Though there is bodily risk inherent in jumping from very high places, millions of successful bungee jumps have been accomplished. Successful jumps can be attributed to the development of safety standards and the strict adherence to guidelines for jumping. Such guidelines include the diligent checking and double-checking of fittings for each jump.
Despite the best efforts of bungee operators to conform to safety standards, accidents do happen. Unfortunately, they often result in severe injury or death. A frequent cause of bungee jumping accidents is the use of an improperly long cord. Bungee cord should be much shorter than the height from with the jump takes place. A shorter cord allows room for necessary stretching during jumps.
Bungee jumping equipment includes the elastic cord, harnesses, and crane cages. Many bungee cords are factory-produced. However, they can be made at home as well. There are bungee harnesses made for the body and the legs, and cranes made for lowering jumpers quickly to the ground.
Jumping with a body harness allows the jumper to move around. The arms and legs are free to move with a body harness, and spins and flips are easier to accomplish. On the other hand, leg harnesses are said to offer a real feeling of flying and the best “rush.”
Many bungee jumping enthusiasts find jumping with leg harnesses elegant and thrilling. However, there have been quite a few disasters involving the accidental detachment of ankle harnesses. As a result, many commercial bungee operators require the use of body harnesses. In fact, some operators prefer to equip jumpers with both leg and body harnesses for extra safety.
It is possible to bungee jump using an arm harness. Arm harnesses are usually just leg harnesses that are used on the arms.

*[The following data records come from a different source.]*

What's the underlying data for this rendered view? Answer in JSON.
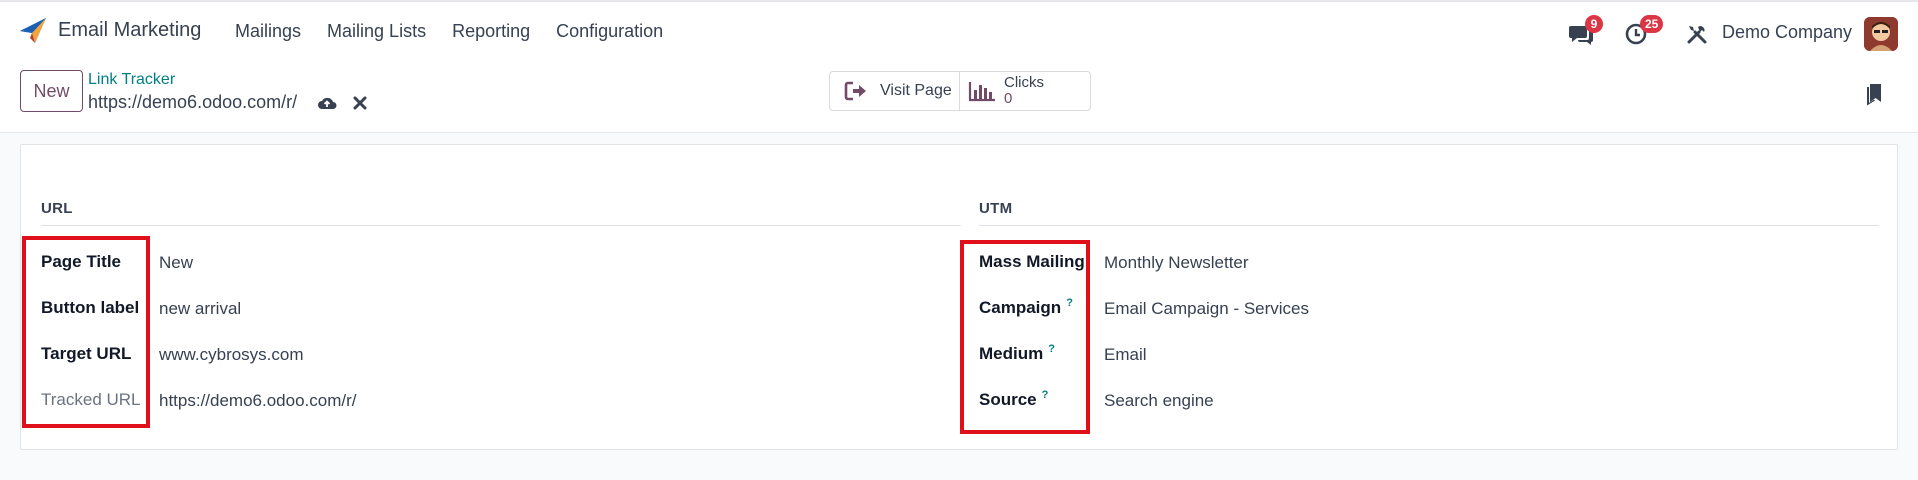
{
  "navbar": {
    "app_title": "Email Marketing",
    "menu": [
      "Mailings",
      "Mailing Lists",
      "Reporting",
      "Configuration"
    ],
    "messages_count": "9",
    "activities_count": "25",
    "company": "Demo Company",
    "icons": [
      "paper-plane-icon",
      "chat-icon",
      "clock-icon",
      "tools-icon",
      "avatar"
    ]
  },
  "control": {
    "new_label": "New",
    "breadcrumb": "Link Tracker",
    "record_name": "https://demo6.odoo.com/r/",
    "visit_label": "Visit Page",
    "clicks_label": "Clicks",
    "clicks_value": "0"
  },
  "form": {
    "url_group": {
      "title": "URL",
      "fields": [
        {
          "label": "Page Title",
          "value": "New"
        },
        {
          "label": "Button label",
          "value": "new arrival"
        },
        {
          "label": "Target URL",
          "value": "www.cybrosys.com"
        },
        {
          "label": "Tracked URL",
          "value": "https://demo6.odoo.com/r/"
        }
      ]
    },
    "utm_group": {
      "title": "UTM",
      "fields": [
        {
          "label": "Mass Mailing",
          "value": "Monthly Newsletter",
          "help": ""
        },
        {
          "label": "Campaign",
          "value": "Email Campaign - Services",
          "help": "?"
        },
        {
          "label": "Medium",
          "value": "Email",
          "help": "?"
        },
        {
          "label": "Source",
          "value": "Search engine",
          "help": "?"
        }
      ]
    }
  },
  "colors": {
    "brand": "#714b67",
    "link": "#017e84",
    "badge": "#dc3545",
    "highlight": "#e0101b"
  }
}
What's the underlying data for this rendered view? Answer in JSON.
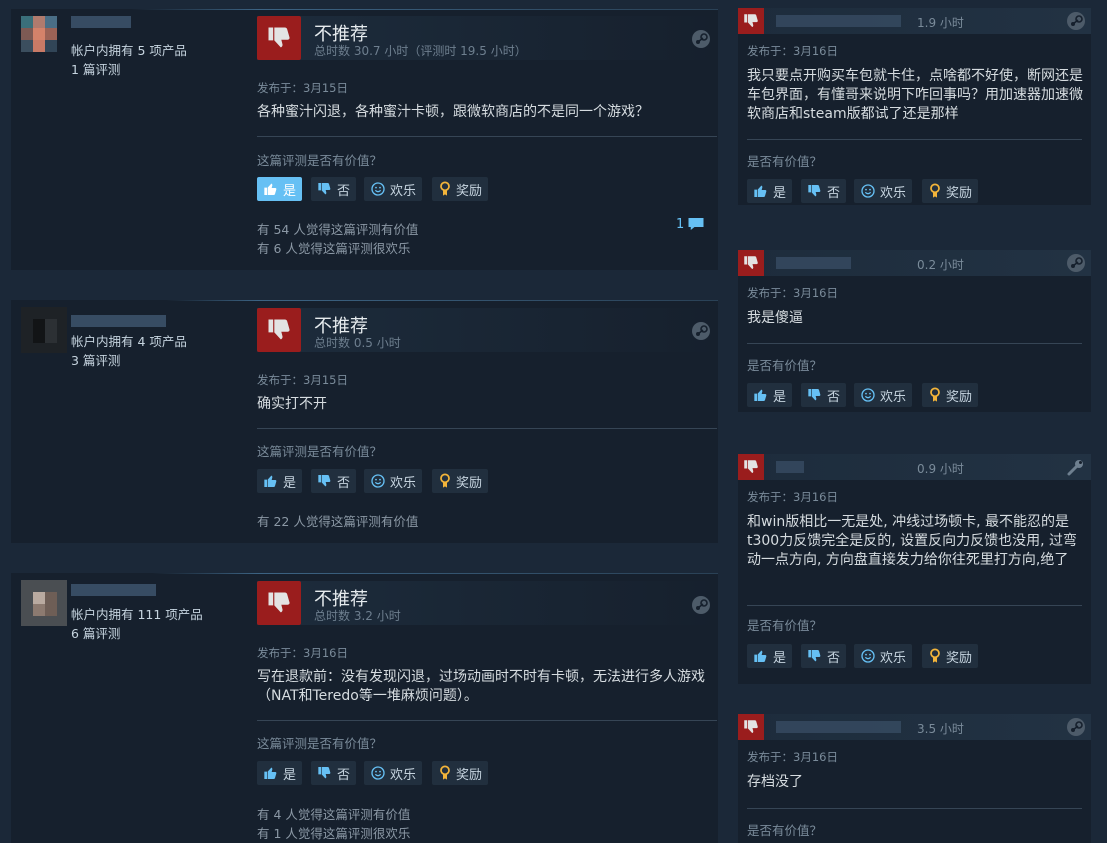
{
  "colors": {
    "background": "#1b2838",
    "card": "#16202d",
    "thumb_red": "#9a1d1d",
    "accent": "#66c0f4"
  },
  "left_reviews": [
    {
      "account_products": "帐户内拥有 5 项产品",
      "account_reviews": "1 篇评测",
      "verdict": "不推荐",
      "hours": "总时数 30.7 小时（评测时 19.5 小时）",
      "posted": "发布于：3月15日",
      "text": "各种蜜汁闪退，各种蜜汁卡顿，跟微软商店的不是同一个游戏？",
      "helpful_q": "这篇评测是否有价值？",
      "btn_yes": "是",
      "btn_no": "否",
      "btn_funny": "欢乐",
      "btn_award": "奖励",
      "stat1": "有 54 人觉得这篇评测有价值",
      "stat2": "有 6 人觉得这篇评测很欢乐",
      "comments": "1"
    },
    {
      "account_products": "帐户内拥有 4 项产品",
      "account_reviews": "3 篇评测",
      "verdict": "不推荐",
      "hours": "总时数 0.5 小时",
      "posted": "发布于：3月15日",
      "text": "确实打不开",
      "helpful_q": "这篇评测是否有价值？",
      "btn_yes": "是",
      "btn_no": "否",
      "btn_funny": "欢乐",
      "btn_award": "奖励",
      "stat1": "有 22 人觉得这篇评测有价值"
    },
    {
      "account_products": "帐户内拥有 111 项产品",
      "account_reviews": "6 篇评测",
      "verdict": "不推荐",
      "hours": "总时数 3.2 小时",
      "posted": "发布于：3月16日",
      "text": "写在退款前：没有发现闪退，过场动画时不时有卡顿，无法进行多人游戏（NAT和Teredo等一堆麻烦问题）。",
      "helpful_q": "这篇评测是否有价值？",
      "btn_yes": "是",
      "btn_no": "否",
      "btn_funny": "欢乐",
      "btn_award": "奖励",
      "stat1": "有 4 人觉得这篇评测有价值",
      "stat2": "有 1 人觉得这篇评测很欢乐"
    }
  ],
  "right_reviews": [
    {
      "hours": "1.9 小时",
      "posted": "发布于：3月16日",
      "text": "我只要点开购买车包就卡住，点啥都不好使，断网还是车包界面，有懂哥来说明下咋回事吗？用加速器加速微软商店和steam版都试了还是那样",
      "helpful_q": "是否有价值？",
      "btn_yes": "是",
      "btn_no": "否",
      "btn_funny": "欢乐",
      "btn_award": "奖励",
      "icon": "steam-icon"
    },
    {
      "hours": "0.2 小时",
      "posted": "发布于：3月16日",
      "text": "我是傻逼",
      "helpful_q": "是否有价值？",
      "btn_yes": "是",
      "btn_no": "否",
      "btn_funny": "欢乐",
      "btn_award": "奖励",
      "icon": "steam-icon"
    },
    {
      "hours": "0.9 小时",
      "posted": "发布于：3月16日",
      "text": "和win版相比一无是处, 冲线过场顿卡, 最不能忍的是t300力反馈完全是反的, 设置反向力反馈也没用, 过弯动一点方向, 方向盘直接发力给你往死里打方向,绝了",
      "helpful_q": "是否有价值？",
      "btn_yes": "是",
      "btn_no": "否",
      "btn_funny": "欢乐",
      "btn_award": "奖励",
      "icon": "wrench-icon"
    },
    {
      "hours": "3.5 小时",
      "posted": "发布于：3月16日",
      "text": "存档没了",
      "helpful_q": "是否有价值？",
      "icon": "steam-icon"
    }
  ]
}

Many consider bungee jumping with an arm harness a poor choice because of the risk of dislocating shoulders or otherwise injuring the upper body.